▸ **The data**:
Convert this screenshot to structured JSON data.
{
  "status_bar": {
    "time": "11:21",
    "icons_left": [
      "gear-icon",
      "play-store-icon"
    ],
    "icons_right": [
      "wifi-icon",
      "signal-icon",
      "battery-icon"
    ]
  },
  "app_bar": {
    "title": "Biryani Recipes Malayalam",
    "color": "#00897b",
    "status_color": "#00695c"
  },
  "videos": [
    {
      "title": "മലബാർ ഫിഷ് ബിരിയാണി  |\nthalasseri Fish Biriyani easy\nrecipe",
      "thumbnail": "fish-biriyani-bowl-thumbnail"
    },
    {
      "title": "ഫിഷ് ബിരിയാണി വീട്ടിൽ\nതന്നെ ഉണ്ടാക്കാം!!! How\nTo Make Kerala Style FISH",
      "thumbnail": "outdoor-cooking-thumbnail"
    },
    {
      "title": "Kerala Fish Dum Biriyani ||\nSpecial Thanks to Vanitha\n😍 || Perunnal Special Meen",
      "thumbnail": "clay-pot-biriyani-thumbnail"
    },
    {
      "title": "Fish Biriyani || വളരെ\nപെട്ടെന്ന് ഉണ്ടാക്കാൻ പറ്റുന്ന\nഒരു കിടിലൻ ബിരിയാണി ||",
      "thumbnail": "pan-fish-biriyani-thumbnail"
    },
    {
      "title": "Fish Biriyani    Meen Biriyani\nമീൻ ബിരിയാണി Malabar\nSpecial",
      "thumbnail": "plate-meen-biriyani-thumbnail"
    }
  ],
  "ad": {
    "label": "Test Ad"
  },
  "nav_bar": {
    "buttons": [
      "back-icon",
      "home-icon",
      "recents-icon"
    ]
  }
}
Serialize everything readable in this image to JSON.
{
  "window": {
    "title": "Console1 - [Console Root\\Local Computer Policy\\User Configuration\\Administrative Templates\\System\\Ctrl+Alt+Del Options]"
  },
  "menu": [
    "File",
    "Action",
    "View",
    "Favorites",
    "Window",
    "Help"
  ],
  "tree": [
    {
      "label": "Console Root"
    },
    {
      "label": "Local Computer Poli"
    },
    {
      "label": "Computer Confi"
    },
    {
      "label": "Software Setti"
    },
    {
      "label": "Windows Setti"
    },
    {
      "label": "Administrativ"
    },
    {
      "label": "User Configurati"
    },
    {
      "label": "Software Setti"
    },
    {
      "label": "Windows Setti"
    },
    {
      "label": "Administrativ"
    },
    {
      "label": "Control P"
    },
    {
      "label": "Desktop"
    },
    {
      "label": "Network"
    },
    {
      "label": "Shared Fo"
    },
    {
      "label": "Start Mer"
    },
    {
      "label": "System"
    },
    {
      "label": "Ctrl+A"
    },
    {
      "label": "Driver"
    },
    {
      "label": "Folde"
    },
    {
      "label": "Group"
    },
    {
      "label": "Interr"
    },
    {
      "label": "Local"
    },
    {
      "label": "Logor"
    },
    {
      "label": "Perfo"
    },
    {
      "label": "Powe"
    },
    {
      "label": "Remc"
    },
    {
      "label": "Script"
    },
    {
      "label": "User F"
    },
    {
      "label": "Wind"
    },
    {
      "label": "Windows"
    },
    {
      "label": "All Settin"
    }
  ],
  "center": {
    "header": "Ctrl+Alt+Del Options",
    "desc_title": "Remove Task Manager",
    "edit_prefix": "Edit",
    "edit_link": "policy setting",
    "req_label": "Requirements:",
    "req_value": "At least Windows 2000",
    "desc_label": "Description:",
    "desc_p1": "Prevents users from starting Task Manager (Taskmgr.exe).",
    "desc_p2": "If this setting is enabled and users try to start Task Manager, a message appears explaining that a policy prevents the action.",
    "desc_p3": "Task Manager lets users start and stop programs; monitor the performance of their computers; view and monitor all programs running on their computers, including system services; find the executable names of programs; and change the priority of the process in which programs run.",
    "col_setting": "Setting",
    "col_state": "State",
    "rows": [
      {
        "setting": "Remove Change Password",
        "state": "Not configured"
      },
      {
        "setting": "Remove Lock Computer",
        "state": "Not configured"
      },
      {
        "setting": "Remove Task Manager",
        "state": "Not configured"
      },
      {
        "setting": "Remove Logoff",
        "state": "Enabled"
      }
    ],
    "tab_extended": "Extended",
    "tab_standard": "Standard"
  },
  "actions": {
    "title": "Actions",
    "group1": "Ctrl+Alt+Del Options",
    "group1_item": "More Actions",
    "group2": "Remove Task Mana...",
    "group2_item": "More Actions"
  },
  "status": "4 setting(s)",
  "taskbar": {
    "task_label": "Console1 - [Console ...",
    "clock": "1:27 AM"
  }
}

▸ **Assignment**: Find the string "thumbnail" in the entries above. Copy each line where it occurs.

▸ **Written answer**:
      "thumbnail": "fish-biriyani-bowl-thumbnail"
      "thumbnail": "outdoor-cooking-thumbnail"
      "thumbnail": "clay-pot-biriyani-thumbnail"
      "thumbnail": "pan-fish-biriyani-thumbnail"
      "thumbnail": "plate-meen-biriyani-thumbnail"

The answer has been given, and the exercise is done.